And, as a kid growing up in New Jersey, that’s about all the story was to me: yadda yadda yadda.
And then I got interested in my family’s history.
And discovered for myself how much different history can be when it’s not just a nation’s history, but your own as well.
David Baker was a corporal in the Third Virginia Regiment,3 closing in on the end of his two-year enlistment — his time was up in February of 1778.
And the Third Virginia was at Valley Forge with Washington that terrible winter of 1777-78.
William Noel Battles was then a private in the Tenth Virginia Regiment — transferred to the Sixth Virginia in September 1778.4
And the Tenth Virginia was at Valley Forge that winter, too.
Both of these men survived that winter. They returned home, David when his enlistment was up, Noel at the end of the war. They went on with their lives, married, had children.
A good thing for me… because these are two of my own forebears.
David Baker is my fourth great grandfather. I descend from David through his son Martin who married Elizabeth Buchanan, then their daughter Martha Louisa who married George W. Cottrell, then their son Martin Gilbert Cottrell who married Martha “Mattie” Johnson, then their son my grandfather Clay Rex Cottrell.
William Noel Battles is my fifth great grandfather. I descend from Noel through his son William who married Ann Jacobs, then their daughter Margaret who married Daniel Shew, then their daughter Martha Louise who married (or at least had a relationship with5) Jasper Baird, then their daughter Eula who married Jasper Robertson, then their daughter my grandmother Opal (Robertson) Cottrell.
Two of my own direct ancestors were there.
There at Valley Forge that terrible winter.
The story of that winter isn’t just yadda yadda yadda any more.
That story isn’t just part of the nation’s history.
That story is the story of David and of Noel.
It’s their story… and my own.
And that is why I love genealogy.
Cite/link to this post: Judy G. Russell, “Their story… and my own,” The Legal Genealogist (https://www.legalgenealogist.com/blog : posted 21 Dec 2019).
Image: Valley Force National Historic Park, courtesy of National Park Service.
- “Winter at Valley Forge,” American Battlefields Trust (https://www.battlefields.org/ : accessed 20 Dec 2019). ↩
- Mary Stockwell, Ph.D., “Valley Forge,” Digital Encyclopedia, Washington Library Center for Digital History (https://www.mountvernon.org/library/digitalhistory/digital-encyclopedia/ : accessed 20 Dec 2019). ↩

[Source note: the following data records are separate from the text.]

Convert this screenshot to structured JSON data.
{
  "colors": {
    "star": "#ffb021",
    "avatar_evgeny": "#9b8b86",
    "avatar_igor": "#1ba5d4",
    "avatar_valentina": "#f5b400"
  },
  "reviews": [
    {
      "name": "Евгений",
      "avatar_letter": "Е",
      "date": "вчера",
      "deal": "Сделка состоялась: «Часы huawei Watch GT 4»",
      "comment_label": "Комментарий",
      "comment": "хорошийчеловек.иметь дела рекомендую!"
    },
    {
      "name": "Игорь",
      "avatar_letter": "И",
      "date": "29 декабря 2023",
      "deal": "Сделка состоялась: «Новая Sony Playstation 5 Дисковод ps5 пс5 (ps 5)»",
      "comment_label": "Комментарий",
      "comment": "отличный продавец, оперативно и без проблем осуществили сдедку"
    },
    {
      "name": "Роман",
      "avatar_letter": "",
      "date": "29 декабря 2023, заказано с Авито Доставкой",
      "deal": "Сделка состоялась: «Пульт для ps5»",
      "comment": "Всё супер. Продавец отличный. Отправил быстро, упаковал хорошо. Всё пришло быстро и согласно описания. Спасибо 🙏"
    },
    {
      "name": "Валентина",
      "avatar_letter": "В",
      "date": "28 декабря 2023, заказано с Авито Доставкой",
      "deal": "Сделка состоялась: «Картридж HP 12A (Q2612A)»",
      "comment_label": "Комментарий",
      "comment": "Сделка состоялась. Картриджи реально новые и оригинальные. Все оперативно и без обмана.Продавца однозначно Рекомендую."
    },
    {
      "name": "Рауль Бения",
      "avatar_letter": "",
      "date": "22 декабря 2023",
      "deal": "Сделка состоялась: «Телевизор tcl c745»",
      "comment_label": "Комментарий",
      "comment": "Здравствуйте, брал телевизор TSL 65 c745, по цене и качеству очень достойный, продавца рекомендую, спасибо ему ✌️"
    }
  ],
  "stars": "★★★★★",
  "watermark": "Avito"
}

- “The Muster Roll Project,” database and index, Valley Forge Legacy (http://valleyforgemusterroll.org/ : accessed 20 Dec 2019), entry for Corporal David Baker, ID VA32575. ↩
- Ibid., entry for Noel Battles, ID VA13907. ↩

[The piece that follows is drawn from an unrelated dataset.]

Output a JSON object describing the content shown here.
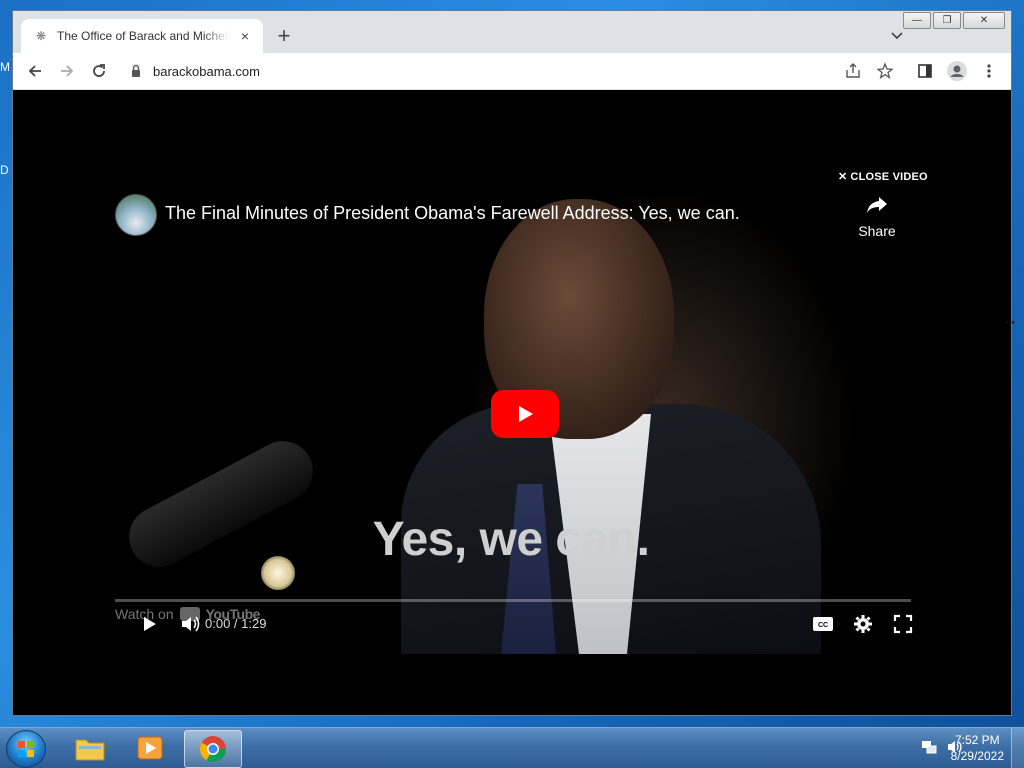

- We’re not sure whether they ever married… See generally Judy G. Russell, “The matchmaker’s match,” The Legal Genealogist, posted 7 Oct 2012 (https://www.legalgenealogist.com/blog : accessed 20 Dec 2019). ↩